A hack for grasping manual focus in an SLR is the small ring you often see in the middle of your viewfinder, this is called the focusing screen. This is so helpful for focusing on your subject. Line up the two parts of the ring by rotating the focus ring on your lens and you are all good!
It's difficult to remember that film is from a different era as we move away from digital. But please take a moment to think about how precious and precise film is. It's made for people who want to explore photography, who want to have fun with the real core of photography, and who take the opportunity to experiment at any point.
An extremely important part of taking the best photo on film is to slow down and take your time. The settings are important, without them you have a big margin for error. There are only so many shots in a roll of film. 36 being your average roll of the film sometimes as little as 12 shots. A roll of film is not cheap so you need to set up your shot with a purpose. Of course, you can snap away with film too but this won't help you achieve the best photograph.
We do recommend if you are first starting out, use 35mm film. This size film is super versatile in that it is the most common for point-and-shoot cameras.
Shoot in 35mm
Both the film and cameras are often cheaper with 35mm compared to medium format, and at 36 images per roll of film, you get more breathing room to experiment and shoot!
Shooting medium format rolls of film only gives you 12-16 pictures, depending on what camera you use, and that’s less than half of what you’ll get with shooting 35mm!!
Send your photos to a professional lab
It is so useful when shooting film to have a film development lab that you consistently go to. It's all well and groovy going to your local boots or Max Spielman or snappy snaps and getting your roll developed but that's like going to McDonald's and expecting the best burger you've ever had.
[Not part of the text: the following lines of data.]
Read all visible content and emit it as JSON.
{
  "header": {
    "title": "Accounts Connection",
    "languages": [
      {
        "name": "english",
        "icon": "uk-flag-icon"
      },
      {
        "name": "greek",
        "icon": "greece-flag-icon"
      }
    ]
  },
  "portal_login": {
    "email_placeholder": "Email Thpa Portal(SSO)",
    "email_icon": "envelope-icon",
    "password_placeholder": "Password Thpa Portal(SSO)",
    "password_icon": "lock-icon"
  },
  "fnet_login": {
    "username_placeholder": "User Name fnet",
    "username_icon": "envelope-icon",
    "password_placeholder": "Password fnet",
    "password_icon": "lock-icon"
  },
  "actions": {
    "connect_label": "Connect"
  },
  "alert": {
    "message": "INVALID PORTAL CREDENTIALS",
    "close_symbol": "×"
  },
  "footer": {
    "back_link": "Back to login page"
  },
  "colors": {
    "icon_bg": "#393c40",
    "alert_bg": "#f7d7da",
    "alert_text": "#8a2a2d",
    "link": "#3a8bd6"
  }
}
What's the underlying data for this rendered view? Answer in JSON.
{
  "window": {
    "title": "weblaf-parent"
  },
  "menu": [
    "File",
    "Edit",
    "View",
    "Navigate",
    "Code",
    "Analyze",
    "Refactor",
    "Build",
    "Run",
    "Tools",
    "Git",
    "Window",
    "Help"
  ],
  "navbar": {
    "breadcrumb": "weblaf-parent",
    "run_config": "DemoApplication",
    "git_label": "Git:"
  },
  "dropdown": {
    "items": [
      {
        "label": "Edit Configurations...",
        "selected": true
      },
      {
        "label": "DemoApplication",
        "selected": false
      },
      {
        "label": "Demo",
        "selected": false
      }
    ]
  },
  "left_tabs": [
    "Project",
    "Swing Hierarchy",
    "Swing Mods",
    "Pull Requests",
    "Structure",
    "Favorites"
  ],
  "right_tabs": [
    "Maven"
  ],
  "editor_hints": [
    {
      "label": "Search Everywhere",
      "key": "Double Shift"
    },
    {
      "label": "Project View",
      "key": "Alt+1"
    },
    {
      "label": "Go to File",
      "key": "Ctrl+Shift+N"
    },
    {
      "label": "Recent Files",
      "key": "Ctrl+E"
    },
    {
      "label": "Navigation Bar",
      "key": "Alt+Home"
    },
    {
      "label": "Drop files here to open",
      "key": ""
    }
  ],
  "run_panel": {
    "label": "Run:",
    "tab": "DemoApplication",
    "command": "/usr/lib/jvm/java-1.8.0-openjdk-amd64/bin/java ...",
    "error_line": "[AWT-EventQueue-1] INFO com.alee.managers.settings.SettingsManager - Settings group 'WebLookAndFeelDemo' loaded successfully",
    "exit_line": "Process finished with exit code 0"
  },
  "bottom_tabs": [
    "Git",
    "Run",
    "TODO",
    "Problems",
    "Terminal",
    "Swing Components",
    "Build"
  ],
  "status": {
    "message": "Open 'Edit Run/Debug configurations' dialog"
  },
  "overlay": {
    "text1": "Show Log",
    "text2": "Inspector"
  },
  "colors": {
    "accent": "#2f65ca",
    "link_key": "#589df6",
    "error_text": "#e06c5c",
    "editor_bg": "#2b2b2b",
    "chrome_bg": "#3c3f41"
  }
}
They're cheap and convenient, but overall disappointing.
Take it from us, the importance of a film lab will get you those photos, the knowledge of film that is not just born yesterday but has taken generations, time, or dedication to understanding. They will look after you and help you find those crisp, toned images you want. We recommend a little research into your local brand or even looking for a development lab that can do online development.